Skirting boards are a very important aspect of the house. They not only protect walls from damage and prevent heat escaping, they also allow the house to standout or blend in with the environment within.
It's no wonder skirting boards are now seen as fashionable items and mean more today then back in the past. This is especially true with common households now.
But while this sounds great, skirting boards when misused will produce bad results. This is especially true with fitting or fixing the skirting boards.
Eventually you will need to start joining the skirting boards to other adjacent skirting allowing the room to flow naturally. In today’s blog we will go over this and show you how to join two pieces of skirting on a flat wall.
Before we begin you’ll need:
|Mitre Block & Handsaw / Chopsaw|
Step 1 - Clean The Area
Before proceeding, make sure to first clean up the area you intend to put the skirting boards.
This will not only prevent gaps from appearing underneath the skirting board, it will also aid with the adhesive making it much more effective to stick it to the wall.
Brush away all the dirt then double check the floor to see if it is flat.
Step 2 – Measure The Wall & Skirting Boards
Measure the wall and see how much skirting you need. If the skirting falls short but you have more to cover the wall with, this is where you’ll have to start marking the skirting boards to start forming a join.
Step 3 – Mark The Skirting
Once you have the skirting, mark where you would like the joins to be on the wall. Then mark the skirtings straight down the profiles. This is what they should look like:
After this, using either a Chopsaw or a Handsaw, cut both skirting boards straight down the line. This will now form your butt joint.
Step 4 – Joining & Sticking
Check the join to make sure the skirting boards do indeed fit together properly. If they don’t, adjust the skirtings using a file or a handsaw until they match up.
Then once satisfied using sandpaper, sand down the burr of the skirting boards and fix them to the wall. This is how to join two pieces of skirting should the one length not be long enough to cover the whole wall.
Alternate Join – Mitre Join
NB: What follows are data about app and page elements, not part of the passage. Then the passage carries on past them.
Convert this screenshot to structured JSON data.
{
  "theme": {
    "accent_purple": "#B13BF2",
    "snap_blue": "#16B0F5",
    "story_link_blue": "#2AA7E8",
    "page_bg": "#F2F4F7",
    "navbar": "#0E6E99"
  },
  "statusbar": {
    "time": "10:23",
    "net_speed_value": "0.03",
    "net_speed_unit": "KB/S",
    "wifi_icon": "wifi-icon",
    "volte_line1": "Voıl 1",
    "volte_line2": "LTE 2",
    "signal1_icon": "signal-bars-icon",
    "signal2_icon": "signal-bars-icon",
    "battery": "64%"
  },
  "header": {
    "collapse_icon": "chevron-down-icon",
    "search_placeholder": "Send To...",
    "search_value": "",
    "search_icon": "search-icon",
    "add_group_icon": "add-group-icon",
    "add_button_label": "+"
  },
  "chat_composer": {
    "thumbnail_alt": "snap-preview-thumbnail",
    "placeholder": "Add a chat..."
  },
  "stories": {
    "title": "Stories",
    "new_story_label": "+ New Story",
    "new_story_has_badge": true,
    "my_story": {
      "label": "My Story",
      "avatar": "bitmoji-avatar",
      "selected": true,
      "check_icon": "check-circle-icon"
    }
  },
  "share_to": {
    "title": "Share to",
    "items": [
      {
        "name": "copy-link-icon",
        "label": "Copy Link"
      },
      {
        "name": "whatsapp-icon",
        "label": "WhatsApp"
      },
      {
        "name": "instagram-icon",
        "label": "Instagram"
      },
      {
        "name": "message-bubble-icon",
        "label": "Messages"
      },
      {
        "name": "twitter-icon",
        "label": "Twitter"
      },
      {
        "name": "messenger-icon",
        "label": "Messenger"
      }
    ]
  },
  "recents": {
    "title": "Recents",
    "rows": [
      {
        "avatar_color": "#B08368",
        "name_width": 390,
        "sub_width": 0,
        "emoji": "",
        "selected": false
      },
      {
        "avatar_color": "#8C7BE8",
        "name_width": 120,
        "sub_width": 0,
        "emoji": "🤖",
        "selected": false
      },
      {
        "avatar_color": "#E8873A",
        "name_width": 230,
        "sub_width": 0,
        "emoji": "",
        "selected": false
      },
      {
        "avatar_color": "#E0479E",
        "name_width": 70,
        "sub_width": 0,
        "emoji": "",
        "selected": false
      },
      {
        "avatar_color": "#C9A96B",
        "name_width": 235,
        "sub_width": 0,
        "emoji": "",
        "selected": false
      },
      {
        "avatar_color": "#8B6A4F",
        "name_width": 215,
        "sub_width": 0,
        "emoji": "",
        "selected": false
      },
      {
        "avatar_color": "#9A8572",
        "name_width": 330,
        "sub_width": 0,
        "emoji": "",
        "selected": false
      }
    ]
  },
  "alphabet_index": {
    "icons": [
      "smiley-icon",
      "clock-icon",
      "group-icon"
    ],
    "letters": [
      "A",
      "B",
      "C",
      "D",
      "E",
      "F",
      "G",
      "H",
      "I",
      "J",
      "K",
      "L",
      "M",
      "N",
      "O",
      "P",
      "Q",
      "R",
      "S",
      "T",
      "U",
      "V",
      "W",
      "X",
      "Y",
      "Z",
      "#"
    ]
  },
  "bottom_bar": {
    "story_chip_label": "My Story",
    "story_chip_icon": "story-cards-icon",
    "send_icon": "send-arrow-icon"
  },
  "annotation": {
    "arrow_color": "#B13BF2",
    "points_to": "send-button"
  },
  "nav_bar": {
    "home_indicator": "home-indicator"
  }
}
While Butt joints are simple, not everyone will like them. They also aren’t the strongest way to connect two skirting boards together. For that reason, here’s an alternate join which we feel is the much better of the two:
Step 1 and Step 2 will be the same as before but, once you mark the skirting boards, you’ll need to mark the inside and outside of one skirting and the inside of another skirting board. This will allow the mitre joins to work.
As you can see, these joins are much more effective and look a lot better than compared with the butt joins.
The mitre join is trickier to do as the angles needed to join the skirting boards need precise cutting otherwise they will not fix or join with one another.
As you can see, if you have a lot of skirting but not one of them covers all a wall, you can join them together in ways which look tidy and keep the room looking good.
We recommend the mitre join but, for those of you who need to do this quickly, the Butt joint still works. Hopefully this guide has been helpful and useful and if you want to see more, read our other blogs or go to YouTube and find out videos there. Otherwise we will see you next time.